THR: Why do you think Sharknado was such a social-media hit when other original programming this summer hasn't caught on the way this did?
Ferrante: We made something fun and unapologetic. It's not dark. It's not foreboding. We're not trying to save the world. We had fun making the movie and it translated into fun for the audience.
THR: What was the most bizarre part of the production process for Sharknado?
Ferrante: Trying to shoot a storm in Los Angeles without rain. It was painful. The weather mocked us every day. At one point after we wrapped, we needed to get our hero's car driving through rain, and we finally got a day that we were supposed to have rain. So we get the equipment and there's no rain in Burbank. So we ran around Los Angeles like we were in the movie Twister chasing storm clouds. We maybe got 10 minutes worth of usable footage of rain — in Sunland — but we were living inside a movie that day. Curse you, Southland weather!
THR: After doing this, would you ever go swimming with sharks?
Ferrante: No. Sharks probably aren't going to be very happy with me after this movie. They're coming for me. I know it.
THR: What's your dream shark mash-up movie after Sharknado?
Ferrante:I think we did it with Sharknado. What I would love to do is make a scary shark movie. I don't like remakes, but it's about time someone did a new Jaws movie, but make one that harkens back to the simplicity of the original one. Again, don't remake the book or the movie, keep it simple, create some great characters, have a lot of humor, use practical sharks with slight CGI assist and scare the hell out of audiences. It's doable, and that would be my dream shark movie, because after Sharknado, we've pretty much said the final word on shark disaster movies.
THR: It felt like there were a few homages to Jaws in Sharknado. Was that Steven Spielberg's handprint next to the shark near Grauman's? What else?
Ferrante: Yes, we moved Spielberg's handprints to be in front of the imprint. It was our little homage to the most important shark filmmaker ever. There are a few lines our writer, Thunder Levin, also snuck in. You have to be sparing with the references because you also want the movie to stand on its own, and we definitely have moments that people won't forget that are original to this movie.
THR: You've been making low-budget horror movies for a long time. What's been the craziest thing you've done
Ferrante: Sharknado, definitely.
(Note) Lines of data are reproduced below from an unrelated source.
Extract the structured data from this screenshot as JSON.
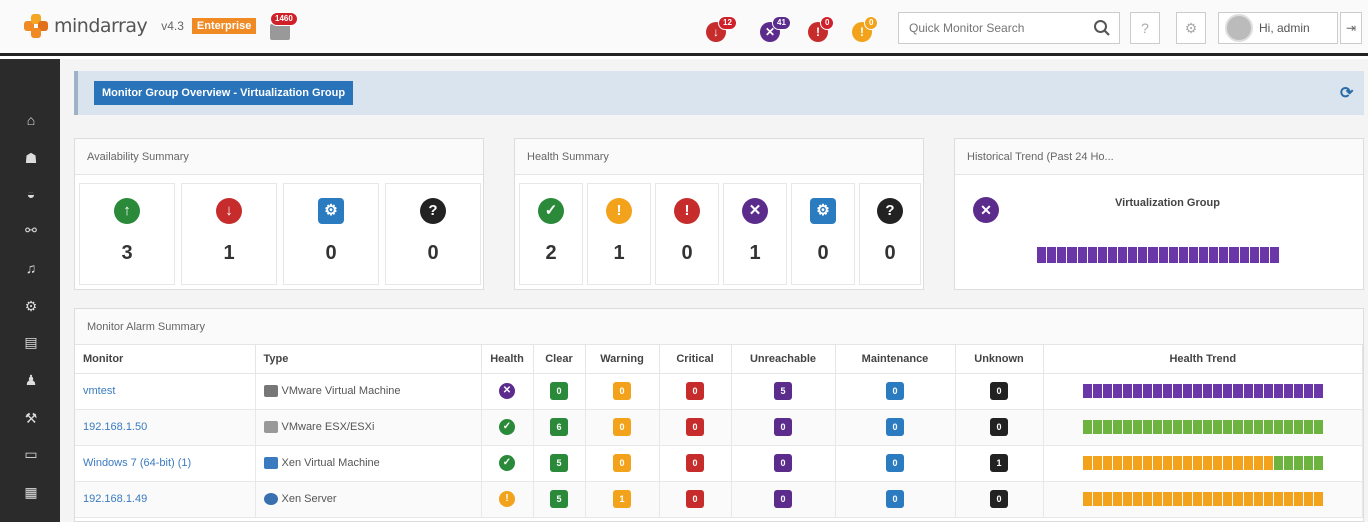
{
  "brand": {
    "name": "mindarray",
    "version": "v4.3",
    "edition": "Enterprise"
  },
  "topbar": {
    "alert_count": "1460",
    "status_counts": [
      {
        "name": "down",
        "count": "12",
        "color": "#c62c2c"
      },
      {
        "name": "unreachable",
        "count": "41",
        "color": "#5b2c8c"
      },
      {
        "name": "critical",
        "count": "0",
        "color": "#c62c2c"
      },
      {
        "name": "warning",
        "count": "0",
        "color": "#f2a31b"
      }
    ],
    "search_placeholder": "Quick Monitor Search",
    "help_label": "?",
    "user_label": "Hi, admin"
  },
  "page": {
    "title": "Monitor Group Overview - Virtualization Group"
  },
  "availability": {
    "title": "Availability Summary",
    "items": [
      {
        "name": "up",
        "count": "3",
        "color": "#2a8a3a"
      },
      {
        "name": "down",
        "count": "1",
        "color": "#c62c2c"
      },
      {
        "name": "maintenance",
        "count": "0",
        "color": "#2b7bc0"
      },
      {
        "name": "unknown",
        "count": "0",
        "color": "#222222"
      }
    ]
  },
  "health": {
    "title": "Health Summary",
    "items": [
      {
        "name": "clear",
        "count": "2",
        "color": "#2a8a3a"
      },
      {
        "name": "warning",
        "count": "1",
        "color": "#f2a31b"
      },
      {
        "name": "critical",
        "count": "0",
        "color": "#c62c2c"
      },
      {
        "name": "unreachable",
        "count": "1",
        "color": "#5b2c8c"
      },
      {
        "name": "maintenance",
        "count": "0",
        "color": "#2b7bc0"
      },
      {
        "name": "unknown",
        "count": "0",
        "color": "#222222"
      }
    ]
  },
  "trend": {
    "title": "Historical Trend (Past 24 Ho...",
    "group_label": "Virtualization Group",
    "bar_color": "#6b36a8"
  },
  "alarm_summary": {
    "title": "Monitor Alarm Summary",
    "columns": [
      "Monitor",
      "Type",
      "Health",
      "Clear",
      "Warning",
      "Critical",
      "Unreachable",
      "Maintenance",
      "Unknown",
      "Health Trend"
    ],
    "rows": [
      {
        "monitor": "vmtest",
        "type": "VMware Virtual Machine",
        "health": "unreachable",
        "clear": "0",
        "warning": "0",
        "critical": "0",
        "unreachable": "5",
        "maintenance": "0",
        "unknown": "0",
        "trend": [
          [
            "#6b36a8",
            1.0
          ]
        ]
      },
      {
        "monitor": "192.168.1.50",
        "type": "VMware ESX/ESXi",
        "health": "clear",
        "clear": "6",
        "warning": "0",
        "critical": "0",
        "unreachable": "0",
        "maintenance": "0",
        "unknown": "0",
        "trend": [
          [
            "#6cb33f",
            1.0
          ]
        ]
      },
      {
        "monitor": "Windows 7 (64-bit) (1)",
        "type": "Xen Virtual Machine",
        "health": "clear",
        "clear": "5",
        "warning": "0",
        "critical": "0",
        "unreachable": "0",
        "maintenance": "0",
        "unknown": "1",
        "trend": [
          [
            "#f2a31b",
            0.8
          ],
          [
            "#6cb33f",
            0.2
          ]
        ]
      },
      {
        "monitor": "192.168.1.49",
        "type": "Xen Server",
        "health": "warning",
        "clear": "5",
        "warning": "1",
        "critical": "0",
        "unreachable": "0",
        "maintenance": "0",
        "unknown": "0",
        "trend": [
          [
            "#f2a31b",
            1.0
          ]
        ]
      }
    ]
  },
  "colors": {
    "clear": "#2a8a3a",
    "warning": "#f2a31b",
    "critical": "#c62c2c",
    "unreachable": "#5b2c8c",
    "maintenance": "#2b7bc0",
    "unknown": "#222222"
  }
}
The one thing that's nice though with this getting attention is hopefully people will go back and check out my first film Boo, which is really a scary little horror movie. It's completely different than Sharknado. That's the beauty of filmmaking. You get to do many different things, and it's never boring. That's the most exciting part about this business, and I'm thrilled something I did has made it into the cultural zeitgeist.